Recently, I watched a drama on UK’s Channel 5, The Secret of Radcliffe House. In it, a family moves into an old mansion, with the intention of restoring it for the owner. Slowly, the parents become possessed by the ghosts of former owners. It was a good story with a genuinely frightening premise, but what spoilt for me was the ending. When the family is leaving, all bruised and battered after having survived the horrors, the mother makes a gesture and the father says something that leads us to believe the ghosts may have triumphed, after all, and their two daughters exchanging baffled looks. This sort of thing may be forgivable in franchises like Insidious (James Wan) – I say “may” – but in a one-off drama like this, it was merely annoying and intrusive, vanquishing any remaining empathy with the characters.

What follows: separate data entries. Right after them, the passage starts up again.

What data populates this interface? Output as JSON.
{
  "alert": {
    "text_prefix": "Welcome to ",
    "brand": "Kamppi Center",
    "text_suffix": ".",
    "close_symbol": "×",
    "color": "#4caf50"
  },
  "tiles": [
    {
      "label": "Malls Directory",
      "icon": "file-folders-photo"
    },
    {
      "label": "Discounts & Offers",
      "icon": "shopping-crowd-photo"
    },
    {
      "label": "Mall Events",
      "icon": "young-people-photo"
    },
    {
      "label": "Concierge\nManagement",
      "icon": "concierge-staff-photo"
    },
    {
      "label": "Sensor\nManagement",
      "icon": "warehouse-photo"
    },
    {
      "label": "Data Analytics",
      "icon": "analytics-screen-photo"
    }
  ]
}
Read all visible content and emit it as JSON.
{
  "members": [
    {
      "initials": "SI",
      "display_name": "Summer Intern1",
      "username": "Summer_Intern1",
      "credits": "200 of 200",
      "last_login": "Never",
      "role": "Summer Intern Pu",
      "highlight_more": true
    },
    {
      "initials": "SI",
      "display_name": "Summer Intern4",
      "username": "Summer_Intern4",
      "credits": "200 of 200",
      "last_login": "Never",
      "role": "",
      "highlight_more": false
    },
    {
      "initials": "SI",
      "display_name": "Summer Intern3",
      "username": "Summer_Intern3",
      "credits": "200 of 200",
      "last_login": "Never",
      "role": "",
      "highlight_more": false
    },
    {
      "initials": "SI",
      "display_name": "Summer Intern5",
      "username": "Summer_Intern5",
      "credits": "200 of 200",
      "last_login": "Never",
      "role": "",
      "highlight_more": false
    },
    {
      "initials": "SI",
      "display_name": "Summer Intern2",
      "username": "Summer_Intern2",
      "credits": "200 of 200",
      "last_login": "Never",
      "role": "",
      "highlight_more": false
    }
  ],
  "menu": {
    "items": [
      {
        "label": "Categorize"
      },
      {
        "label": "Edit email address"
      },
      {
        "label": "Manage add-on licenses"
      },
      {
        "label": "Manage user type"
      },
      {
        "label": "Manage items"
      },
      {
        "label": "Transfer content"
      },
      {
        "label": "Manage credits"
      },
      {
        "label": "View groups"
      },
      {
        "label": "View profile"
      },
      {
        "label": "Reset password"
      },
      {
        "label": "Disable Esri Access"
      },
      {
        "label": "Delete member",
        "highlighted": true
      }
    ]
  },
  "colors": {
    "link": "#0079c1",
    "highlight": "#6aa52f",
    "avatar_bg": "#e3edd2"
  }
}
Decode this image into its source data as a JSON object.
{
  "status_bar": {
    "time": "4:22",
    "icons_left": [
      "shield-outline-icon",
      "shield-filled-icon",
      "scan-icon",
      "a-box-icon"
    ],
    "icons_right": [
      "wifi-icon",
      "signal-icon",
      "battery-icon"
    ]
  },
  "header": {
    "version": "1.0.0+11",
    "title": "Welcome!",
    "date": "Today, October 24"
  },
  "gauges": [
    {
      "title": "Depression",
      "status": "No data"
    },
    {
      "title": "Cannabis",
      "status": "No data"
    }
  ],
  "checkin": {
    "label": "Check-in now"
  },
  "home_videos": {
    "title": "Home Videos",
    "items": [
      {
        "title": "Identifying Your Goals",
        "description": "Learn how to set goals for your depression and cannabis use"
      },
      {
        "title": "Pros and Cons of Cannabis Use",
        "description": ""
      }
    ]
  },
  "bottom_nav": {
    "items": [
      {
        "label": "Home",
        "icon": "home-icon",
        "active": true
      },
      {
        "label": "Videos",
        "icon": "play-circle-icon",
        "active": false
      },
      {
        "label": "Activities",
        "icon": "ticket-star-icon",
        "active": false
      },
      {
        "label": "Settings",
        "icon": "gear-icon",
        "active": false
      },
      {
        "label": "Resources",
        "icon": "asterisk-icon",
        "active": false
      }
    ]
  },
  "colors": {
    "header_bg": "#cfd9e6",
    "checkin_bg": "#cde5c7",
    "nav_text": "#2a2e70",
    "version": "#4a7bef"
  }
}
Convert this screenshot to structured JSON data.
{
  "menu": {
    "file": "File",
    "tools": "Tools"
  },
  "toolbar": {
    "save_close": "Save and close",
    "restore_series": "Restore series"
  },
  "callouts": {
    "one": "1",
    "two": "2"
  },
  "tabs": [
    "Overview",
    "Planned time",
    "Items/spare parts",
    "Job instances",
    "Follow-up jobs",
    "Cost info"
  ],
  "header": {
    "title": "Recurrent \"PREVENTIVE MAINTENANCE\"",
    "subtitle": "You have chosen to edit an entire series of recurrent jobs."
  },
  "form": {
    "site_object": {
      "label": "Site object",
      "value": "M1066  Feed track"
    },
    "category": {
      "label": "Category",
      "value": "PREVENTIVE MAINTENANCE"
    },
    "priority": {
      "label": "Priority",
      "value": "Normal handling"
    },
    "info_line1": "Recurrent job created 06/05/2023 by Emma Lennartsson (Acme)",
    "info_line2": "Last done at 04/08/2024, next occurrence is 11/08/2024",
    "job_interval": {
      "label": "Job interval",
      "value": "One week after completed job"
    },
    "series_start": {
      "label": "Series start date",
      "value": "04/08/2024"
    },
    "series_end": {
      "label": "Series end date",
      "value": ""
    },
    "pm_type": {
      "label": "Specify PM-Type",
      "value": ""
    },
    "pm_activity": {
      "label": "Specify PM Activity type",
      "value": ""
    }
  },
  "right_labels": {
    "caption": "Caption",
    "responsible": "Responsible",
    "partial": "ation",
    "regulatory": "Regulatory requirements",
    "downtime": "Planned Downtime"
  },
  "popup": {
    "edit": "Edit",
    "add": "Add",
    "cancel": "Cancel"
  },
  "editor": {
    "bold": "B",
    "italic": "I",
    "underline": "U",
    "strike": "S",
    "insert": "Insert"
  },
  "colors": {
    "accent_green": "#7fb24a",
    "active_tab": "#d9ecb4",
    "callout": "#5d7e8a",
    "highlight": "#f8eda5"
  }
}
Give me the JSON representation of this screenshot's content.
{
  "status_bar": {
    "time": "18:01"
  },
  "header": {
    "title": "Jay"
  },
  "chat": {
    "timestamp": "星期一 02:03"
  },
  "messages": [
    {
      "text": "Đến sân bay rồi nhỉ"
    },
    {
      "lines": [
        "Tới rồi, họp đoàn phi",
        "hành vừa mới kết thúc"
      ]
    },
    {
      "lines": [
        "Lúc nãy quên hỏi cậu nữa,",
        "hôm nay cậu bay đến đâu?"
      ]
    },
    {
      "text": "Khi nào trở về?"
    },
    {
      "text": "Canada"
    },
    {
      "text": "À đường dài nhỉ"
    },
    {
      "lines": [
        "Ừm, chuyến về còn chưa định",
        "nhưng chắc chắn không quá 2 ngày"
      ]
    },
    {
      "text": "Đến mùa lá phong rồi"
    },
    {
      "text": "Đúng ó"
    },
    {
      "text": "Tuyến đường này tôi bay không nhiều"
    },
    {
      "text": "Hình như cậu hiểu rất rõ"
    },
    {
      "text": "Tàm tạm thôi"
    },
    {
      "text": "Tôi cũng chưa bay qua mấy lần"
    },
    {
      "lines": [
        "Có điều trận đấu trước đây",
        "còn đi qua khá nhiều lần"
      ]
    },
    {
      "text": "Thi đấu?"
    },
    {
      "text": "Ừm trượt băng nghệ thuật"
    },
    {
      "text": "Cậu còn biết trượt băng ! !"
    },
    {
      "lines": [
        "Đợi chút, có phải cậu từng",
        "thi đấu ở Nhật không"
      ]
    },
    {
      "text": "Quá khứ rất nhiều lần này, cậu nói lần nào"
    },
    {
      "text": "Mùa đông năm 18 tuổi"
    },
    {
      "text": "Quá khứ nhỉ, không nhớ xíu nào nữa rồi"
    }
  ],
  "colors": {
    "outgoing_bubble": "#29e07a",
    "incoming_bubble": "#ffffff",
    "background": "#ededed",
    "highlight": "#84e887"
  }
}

Many films have unsatisfactory endings, of course, but I believe that in the genre of horror, the viewer requires a satisfactory resolution. This is because the horror yarn serves the same purpose to the adult as does the fairytale to the child. Great horror stories and fiction are about the inner development of the chief character, which is why too many special-FX dilute and ruin the experience for the viewer.
In both kinds of story, an ordinary person finds him or herself in an extraordinary situation. Very swiftly, the protagonist finds the courage within him or herself to meet the challenge, fights and eventually triumphs over the dire situation. The protagonist comes out stronger, happier and wiser – or better off in some way. Farcial endings deprive the viewer of this catharsis, driving home the post-modern message: abandon hope, you are doomed.
Respect the genre
These listed clichés stem from my own personal taste, of course, and many good films use one or more of these to great effect. And I have had great fun watching the lesser movies – what better way to spend a cold night, but watching a silly DVD, with a bowl of sizzling, just-popped corn, to hand?
All I ask is that directors respect the genre that they work with, that they consider the role that horror films play in our lives. I ask them to look beyond cliché and special-FX when creating stories that thrill and characters that live on in our imaginations long after the credits have rolled.
The Uses of Enchantment: The Meaning and Importance of Fairy Tales by Bruno Bettelheim (Penguin Books)